Transunion: Visit this site to start the process: https://www.transunion.com/credit-freeze

I think anything you can do to protect yourself and your loved ones is a advisable.  However, we all have different levels of comfort, and you need to do what is right for you and your loved ones. Shared. 


Driving, Dementia, and the Right to Drive

dementiasherpaAs the adult child who watched the dings accumulate on my parent’s car, and then as they continued to drive after their licenses were revoked, this topic still makes my tummy and heart ache.

However, as a Daily Money Manager, I’m now having these discussions with my clients who have hired me to help with the daily finances and bill pay usually because of health issues, and also hearing them lament over their children’s suggestion they give up the car keys.

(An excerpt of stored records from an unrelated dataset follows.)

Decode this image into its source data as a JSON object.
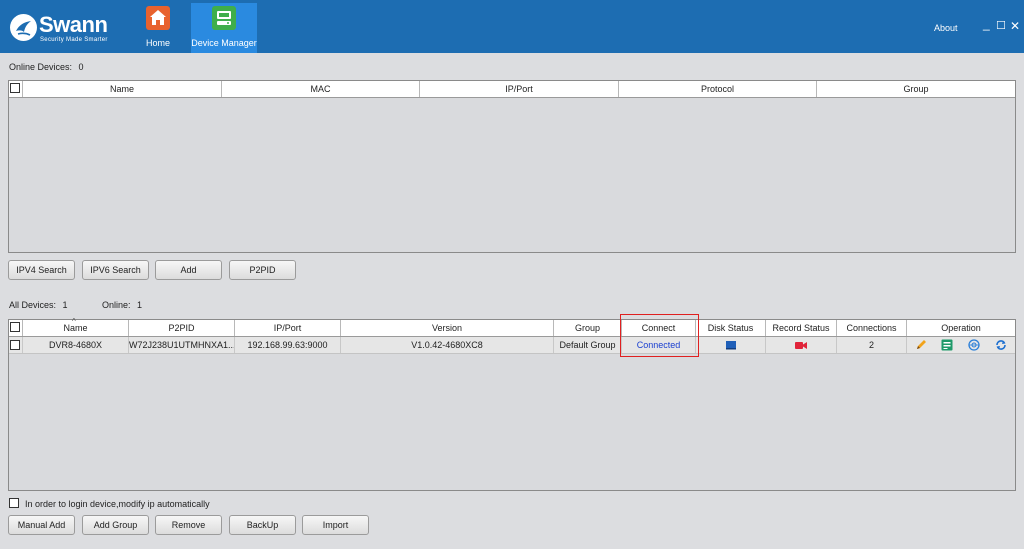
{
  "app": {
    "logo_text": "Swann",
    "logo_tagline": "Security Made Smarter",
    "nav": [
      {
        "label": "Home",
        "icon": "home-icon"
      },
      {
        "label": "Device Manager",
        "icon": "device-manager-icon"
      }
    ],
    "about_label": "About",
    "window_controls": {
      "minimize": "_",
      "maximize": "☐",
      "close": "✕"
    }
  },
  "online": {
    "count_label": "Online Devices:",
    "count": "0",
    "columns": [
      "Name",
      "MAC",
      "IP/Port",
      "Protocol",
      "Group"
    ],
    "rows": []
  },
  "search_buttons": [
    "IPV4 Search",
    "IPV6 Search",
    "Add",
    "P2PID"
  ],
  "all_devices": {
    "all_label": "All Devices:",
    "all_count": "1",
    "online_label": "Online:",
    "online_count": "1",
    "columns": [
      "Name",
      "P2PID",
      "IP/Port",
      "Version",
      "Group",
      "Connect",
      "Disk Status",
      "Record Status",
      "Connections",
      "Operation"
    ],
    "rows": [
      {
        "name": "DVR8-4680X",
        "p2pid": "W72J238U1UTMHNXA1...",
        "ip_port": "192.168.99.63:9000",
        "version": "V1.0.42-4680XC8",
        "group": "Default Group",
        "connect": "Connected",
        "disk_status_icon": "disk-icon",
        "record_status_icon": "record-camera-icon",
        "connections": "2",
        "operations": [
          "edit-icon",
          "config-icon",
          "web-icon",
          "refresh-icon"
        ]
      }
    ]
  },
  "auto_modify": {
    "label": "In order to login device,modify ip automatically",
    "checked": false
  },
  "bottom_buttons": [
    "Manual Add",
    "Add Group",
    "Remove",
    "BackUp",
    "Import"
  ],
  "colors": {
    "titlebar": "#1d6db2",
    "active_nav": "#2a8ae0",
    "connected_text": "#1a3fd0",
    "highlight": "#e02020"
  }
}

This week, a client diagnosed with Parkinson’s and that by self-admission is having issues finding words and managing bills is very angry at her children who are suggesting she stop driving. When I asked her what her neurologist said when she asked about driving and safety, she said the rules tell him he has to write a note to rescind her license only if she is passing out. God Bless America. We have made driving a right you receive, not a right you earn and must continually qualify for.

I shared with my client that her adult children are worried for her safety, while she is fighting for her independence. I gave her some examples about how driving can be challenging because she will have to make split second decisions when she’s behind the wheel of her car.

As we discussed the topic a little deeper, she said she was going to voluntarily give up the car keys, but is now so mad that her kids are demanding she give them up, she is fighting to keep driving. My bent toward logic made me talk that through with her a little, but right now, she’s wants understanding and is devastated at the losses she is facing.

I left hoping I could wave a wand and make this easier for everyone. I can now clearly see how this topic is so difficult for every family.

I recently was introduced to Christy Turner, The Dementia Sherpa. She offers a host of great suggestions on how to better  communicate with your loved ones diagnosed with dementia, including some tips on how and when to navigate the issue with driving. Dementia just stinks. Recommended. 

%d bloggers like this: